#### [Work request]
The output should match the data below line for line.
━━━━━ Data records
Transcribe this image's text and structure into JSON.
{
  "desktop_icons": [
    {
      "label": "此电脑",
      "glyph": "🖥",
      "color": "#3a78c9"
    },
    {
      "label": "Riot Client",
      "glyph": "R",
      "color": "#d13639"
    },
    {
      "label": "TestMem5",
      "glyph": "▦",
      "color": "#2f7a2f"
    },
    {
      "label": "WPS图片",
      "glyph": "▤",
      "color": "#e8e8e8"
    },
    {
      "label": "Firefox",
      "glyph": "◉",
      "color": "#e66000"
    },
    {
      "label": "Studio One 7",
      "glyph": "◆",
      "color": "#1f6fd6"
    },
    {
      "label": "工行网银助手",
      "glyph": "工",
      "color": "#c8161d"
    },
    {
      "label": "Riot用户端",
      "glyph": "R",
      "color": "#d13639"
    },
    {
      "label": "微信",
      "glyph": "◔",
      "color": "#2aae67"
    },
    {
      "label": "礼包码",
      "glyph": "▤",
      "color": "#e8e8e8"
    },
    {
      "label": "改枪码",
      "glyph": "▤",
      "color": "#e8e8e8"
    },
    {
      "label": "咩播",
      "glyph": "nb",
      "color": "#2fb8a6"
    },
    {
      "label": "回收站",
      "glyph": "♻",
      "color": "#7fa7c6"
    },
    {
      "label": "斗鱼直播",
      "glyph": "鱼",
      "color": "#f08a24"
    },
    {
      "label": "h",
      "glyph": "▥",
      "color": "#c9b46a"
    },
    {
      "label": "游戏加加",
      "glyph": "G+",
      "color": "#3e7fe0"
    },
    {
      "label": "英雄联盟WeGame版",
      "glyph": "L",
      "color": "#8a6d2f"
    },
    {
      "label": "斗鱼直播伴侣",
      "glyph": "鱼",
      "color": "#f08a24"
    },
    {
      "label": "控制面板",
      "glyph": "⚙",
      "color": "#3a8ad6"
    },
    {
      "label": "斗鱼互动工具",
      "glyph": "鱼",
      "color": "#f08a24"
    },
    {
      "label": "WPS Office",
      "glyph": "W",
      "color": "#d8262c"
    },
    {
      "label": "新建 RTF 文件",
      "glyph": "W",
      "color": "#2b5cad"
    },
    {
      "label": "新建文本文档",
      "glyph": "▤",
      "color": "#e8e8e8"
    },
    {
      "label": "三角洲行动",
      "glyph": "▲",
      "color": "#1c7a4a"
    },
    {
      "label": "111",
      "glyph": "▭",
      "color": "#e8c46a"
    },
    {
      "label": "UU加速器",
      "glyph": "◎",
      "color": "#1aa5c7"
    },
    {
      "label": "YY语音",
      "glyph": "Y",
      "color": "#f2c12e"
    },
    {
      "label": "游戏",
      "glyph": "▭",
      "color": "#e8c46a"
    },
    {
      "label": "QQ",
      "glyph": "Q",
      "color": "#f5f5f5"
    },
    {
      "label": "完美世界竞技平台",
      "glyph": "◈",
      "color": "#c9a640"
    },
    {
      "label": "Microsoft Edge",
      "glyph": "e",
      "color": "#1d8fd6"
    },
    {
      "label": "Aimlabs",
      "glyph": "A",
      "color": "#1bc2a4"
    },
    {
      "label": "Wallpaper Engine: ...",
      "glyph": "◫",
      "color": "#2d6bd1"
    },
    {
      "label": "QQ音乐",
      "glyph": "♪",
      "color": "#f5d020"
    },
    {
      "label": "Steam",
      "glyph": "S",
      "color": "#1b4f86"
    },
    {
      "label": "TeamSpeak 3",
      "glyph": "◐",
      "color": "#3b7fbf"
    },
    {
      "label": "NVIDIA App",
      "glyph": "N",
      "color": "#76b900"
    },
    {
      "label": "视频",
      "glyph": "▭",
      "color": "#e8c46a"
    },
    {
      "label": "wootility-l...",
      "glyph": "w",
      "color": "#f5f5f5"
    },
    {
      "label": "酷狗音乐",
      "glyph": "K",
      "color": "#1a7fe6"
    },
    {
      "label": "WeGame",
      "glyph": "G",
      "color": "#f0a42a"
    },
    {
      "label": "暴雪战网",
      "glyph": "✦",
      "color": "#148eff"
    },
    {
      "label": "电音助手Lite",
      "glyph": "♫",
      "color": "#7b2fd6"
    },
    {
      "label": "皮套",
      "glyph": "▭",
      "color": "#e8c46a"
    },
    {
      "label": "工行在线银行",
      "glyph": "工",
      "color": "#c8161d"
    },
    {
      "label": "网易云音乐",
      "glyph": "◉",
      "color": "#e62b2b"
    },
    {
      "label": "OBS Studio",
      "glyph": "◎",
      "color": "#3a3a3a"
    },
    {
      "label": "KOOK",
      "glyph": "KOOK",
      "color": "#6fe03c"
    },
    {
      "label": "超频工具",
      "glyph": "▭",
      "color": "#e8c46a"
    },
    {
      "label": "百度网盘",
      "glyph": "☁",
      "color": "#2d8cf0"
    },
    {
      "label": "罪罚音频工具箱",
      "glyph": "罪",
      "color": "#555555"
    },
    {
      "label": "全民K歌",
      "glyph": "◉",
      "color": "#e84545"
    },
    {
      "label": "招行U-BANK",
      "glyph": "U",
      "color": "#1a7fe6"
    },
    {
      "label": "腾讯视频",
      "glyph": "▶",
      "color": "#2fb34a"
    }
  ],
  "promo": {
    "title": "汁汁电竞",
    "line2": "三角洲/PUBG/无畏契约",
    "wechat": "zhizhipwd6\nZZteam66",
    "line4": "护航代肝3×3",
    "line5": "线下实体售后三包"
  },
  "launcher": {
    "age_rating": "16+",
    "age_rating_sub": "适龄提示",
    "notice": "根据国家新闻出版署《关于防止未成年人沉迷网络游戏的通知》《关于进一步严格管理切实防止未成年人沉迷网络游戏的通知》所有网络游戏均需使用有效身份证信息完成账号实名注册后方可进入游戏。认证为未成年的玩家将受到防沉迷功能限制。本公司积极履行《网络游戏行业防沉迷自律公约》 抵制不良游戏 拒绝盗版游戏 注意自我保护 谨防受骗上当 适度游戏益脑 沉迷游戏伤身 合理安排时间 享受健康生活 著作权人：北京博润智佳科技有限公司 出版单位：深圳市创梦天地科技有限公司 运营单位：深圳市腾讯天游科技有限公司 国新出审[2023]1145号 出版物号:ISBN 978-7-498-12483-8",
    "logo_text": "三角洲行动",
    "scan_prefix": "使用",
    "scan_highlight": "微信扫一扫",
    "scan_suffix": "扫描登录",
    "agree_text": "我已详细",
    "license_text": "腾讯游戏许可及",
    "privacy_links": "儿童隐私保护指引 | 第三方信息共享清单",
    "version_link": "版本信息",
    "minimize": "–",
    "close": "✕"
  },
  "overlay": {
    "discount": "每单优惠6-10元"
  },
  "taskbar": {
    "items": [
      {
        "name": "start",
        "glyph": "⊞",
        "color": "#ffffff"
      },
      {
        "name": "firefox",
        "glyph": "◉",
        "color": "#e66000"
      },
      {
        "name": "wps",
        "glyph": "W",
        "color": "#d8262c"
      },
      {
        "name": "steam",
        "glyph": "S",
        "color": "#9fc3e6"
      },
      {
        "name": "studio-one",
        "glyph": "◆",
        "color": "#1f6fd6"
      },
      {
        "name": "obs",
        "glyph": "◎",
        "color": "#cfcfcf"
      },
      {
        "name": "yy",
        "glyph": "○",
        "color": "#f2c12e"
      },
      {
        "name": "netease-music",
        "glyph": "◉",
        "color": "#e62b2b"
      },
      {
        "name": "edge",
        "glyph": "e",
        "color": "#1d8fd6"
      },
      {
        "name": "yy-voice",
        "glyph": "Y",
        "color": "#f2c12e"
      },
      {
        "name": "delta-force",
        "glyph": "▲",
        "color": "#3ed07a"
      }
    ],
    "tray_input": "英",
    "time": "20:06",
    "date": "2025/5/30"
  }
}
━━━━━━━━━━
#### [Solution for this task]
Transcribe this image's text and structure into JSON.
{
  "desktop_icons": [
    {
      "label": "此电脑",
      "glyph": "🖥",
      "color": "#3a78c9"
    },
    {
      "label": "Riot Client",
      "glyph": "R",
      "color": "#d13639"
    },
    {
      "label": "TestMem5",
      "glyph": "▦",
      "color": "#2f7a2f"
    },
    {
      "label": "WPS图片",
      "glyph": "▤",
      "color": "#e8e8e8"
    },
    {
      "label": "Firefox",
      "glyph": "◉",
      "color": "#e66000"
    },
    {
      "label": "Studio One 7",
      "glyph": "◆",
      "color": "#1f6fd6"
    },
    {
      "label": "工行网银助手",
      "glyph": "工",
      "color": "#c8161d"
    },
    {
      "label": "Riot用户端",
      "glyph": "R",
      "color": "#d13639"
    },
    {
      "label": "微信",
      "glyph": "◔",
      "color": "#2aae67"
    },
    {
      "label": "礼包码",
      "glyph": "▤",
      "color": "#e8e8e8"
    },
    {
      "label": "改枪码",
      "glyph": "▤",
      "color": "#e8e8e8"
    },
    {
      "label": "咩播",
      "glyph": "nb",
      "color": "#2fb8a6"
    },
    {
      "label": "回收站",
      "glyph": "♻",
      "color": "#7fa7c6"
    },
    {
      "label": "斗鱼直播",
      "glyph": "鱼",
      "color": "#f08a24"
    },
    {
      "label": "h",
      "glyph": "▥",
      "color": "#c9b46a"
    },
    {
      "label": "游戏加加",
      "glyph": "G+",
      "color": "#3e7fe0"
    },
    {
      "label": "英雄联盟WeGame版",
      "glyph": "L",
      "color": "#8a6d2f"
    },
    {
      "label": "斗鱼直播伴侣",
      "glyph": "鱼",
      "color": "#f08a24"
    },
    {
      "label": "控制面板",
      "glyph": "⚙",
      "color": "#3a8ad6"
    },
    {
      "label": "斗鱼互动工具",
      "glyph": "鱼",
      "color": "#f08a24"
    },
    {
      "label": "WPS Office",
      "glyph": "W",
      "color": "#d8262c"
    },
    {
      "label": "新建 RTF 文件",
      "glyph": "W",
      "color": "#2b5cad"
    },
    {
      "label": "新建文本文档",
      "glyph": "▤",
      "color": "#e8e8e8"
    },
    {
      "label": "三角洲行动",
      "glyph": "▲",
      "color": "#1c7a4a"
    },
    {
      "label": "111",
      "glyph": "▭",
      "color": "#e8c46a"
    },
    {
      "label": "UU加速器",
      "glyph": "◎",
      "color": "#1aa5c7"
    },
    {
      "label": "YY语音",
      "glyph": "Y",
      "color": "#f2c12e"
    },
    {
      "label": "游戏",
      "glyph": "▭",
      "color": "#e8c46a"
    },
    {
      "label": "QQ",
      "glyph": "Q",
      "color": "#f5f5f5"
    },
    {
      "label": "完美世界竞技平台",
      "glyph": "◈",
      "color": "#c9a640"
    },
    {
      "label": "Microsoft Edge",
      "glyph": "e",
      "color": "#1d8fd6"
    },
    {
      "label": "Aimlabs",
      "glyph": "A",
      "color": "#1bc2a4"
    },
    {
      "label": "Wallpaper Engine: ...",
      "glyph": "◫",
      "color": "#2d6bd1"
    },
    {
      "label": "QQ音乐",
      "glyph": "♪",
      "color": "#f5d020"
    },
    {
      "label": "Steam",
      "glyph": "S",
      "color": "#1b4f86"
    },
    {
      "label": "TeamSpeak 3",
      "glyph": "◐",
      "color": "#3b7fbf"
    },
    {
      "label": "NVIDIA App",
      "glyph": "N",
      "color": "#76b900"
    },
    {
      "label": "视频",
      "glyph": "▭",
      "color": "#e8c46a"
    },
    {
      "label": "wootility-l...",
      "glyph": "w",
      "color": "#f5f5f5"
    },
    {
      "label": "酷狗音乐",
      "glyph": "K",
      "color": "#1a7fe6"
    },
    {
      "label": "WeGame",
      "glyph": "G",
      "color": "#f0a42a"
    },
    {
      "label": "暴雪战网",
      "glyph": "✦",
      "color": "#148eff"
    },
    {
      "label": "电音助手Lite",
      "glyph": "♫",
      "color": "#7b2fd6"
    },
    {
      "label": "皮套",
      "glyph": "▭",
      "color": "#e8c46a"
    },
    {
      "label": "工行在线银行",
      "glyph": "工",
      "color": "#c8161d"
    },
    {
      "label": "网易云音乐",
      "glyph": "◉",
      "color": "#e62b2b"
    },
    {
      "label": "OBS Studio",
      "glyph": "◎",
      "color": "#3a3a3a"
    },
    {
      "label": "KOOK",
      "glyph": "KOOK",
      "color": "#6fe03c"
    },
    {
      "label": "超频工具",
      "glyph": "▭",
      "color": "#e8c46a"
    },
    {
      "label": "百度网盘",
      "glyph": "☁",
      "color": "#2d8cf0"
    },
    {
      "label": "罪罚音频工具箱",
      "glyph": "罪",
      "color": "#555555"
    },
    {
      "label": "全民K歌",
      "glyph": "◉",
      "color": "#e84545"
    },
    {
      "label": "招行U-BANK",
      "glyph": "U",
      "color": "#1a7fe6"
    },
    {
      "label": "腾讯视频",
      "glyph": "▶",
      "color": "#2fb34a"
    }
  ],
  "promo": {
    "title": "汁汁电竞",
    "line2": "三角洲/PUBG/无畏契约",
    "wechat": "zhizhipwd6\nZZteam66",
    "line4": "护航代肝3×3",
    "line5": "线下实体售后三包"
  },
  "launcher": {
    "age_rating": "16+",
    "age_rating_sub": "适龄提示",
    "notice": "根据国家新闻出版署《关于防止未成年人沉迷网络游戏的通知》《关于进一步严格管理切实防止未成年人沉迷网络游戏的通知》所有网络游戏均需使用有效身份证信息完成账号实名注册后方可进入游戏。认证为未成年的玩家将受到防沉迷功能限制。本公司积极履行《网络游戏行业防沉迷自律公约》 抵制不良游戏 拒绝盗版游戏 注意自我保护 谨防受骗上当 适度游戏益脑 沉迷游戏伤身 合理安排时间 享受健康生活 著作权人：北京博润智佳科技有限公司 出版单位：深圳市创梦天地科技有限公司 运营单位：深圳市腾讯天游科技有限公司 国新出审[2023]1145号 出版物号:ISBN 978-7-498-12483-8",
    "logo_text": "三角洲行动",
    "scan_prefix": "使用",
    "scan_highlight": "微信扫一扫",
    "scan_suffix": "扫描登录",
    "agree_text": "我已详细",
    "license_text": "腾讯游戏许可及",
    "privacy_links": "儿童隐私保护指引 | 第三方信息共享清单",
    "version_link": "版本信息",
    "minimize": "–",
    "close": "✕"
  },
  "overlay": {
    "discount": "每单优惠6-10元"
  },
  "taskbar": {
    "items": [
      {
        "name": "start",
        "glyph": "⊞",
        "color": "#ffffff"
      },
      {
        "name": "firefox",
        "glyph": "◉",
        "color": "#e66000"
      },
      {
        "name": "wps",
        "glyph": "W",
        "color": "#d8262c"
      },
      {
        "name": "steam",
        "glyph": "S",
        "color": "#9fc3e6"
      },
      {
        "name": "studio-one",
        "glyph": "◆",
        "color": "#1f6fd6"
      },
      {
        "name": "obs",
        "glyph": "◎",
        "color": "#cfcfcf"
      },
      {
        "name": "yy",
        "glyph": "○",
        "color": "#f2c12e"
      },
      {
        "name": "netease-music",
        "glyph": "◉",
        "color": "#e62b2b"
      },
      {
        "name": "edge",
        "glyph": "e",
        "color": "#1d8fd6"
      },
      {
        "name": "yy-voice",
        "glyph": "Y",
        "color": "#f2c12e"
      },
      {
        "name": "delta-force",
        "glyph": "▲",
        "color": "#3ed07a"
      }
    ],
    "tray_input": "英",
    "time": "20:06",
    "date": "2025/5/30"
  }
}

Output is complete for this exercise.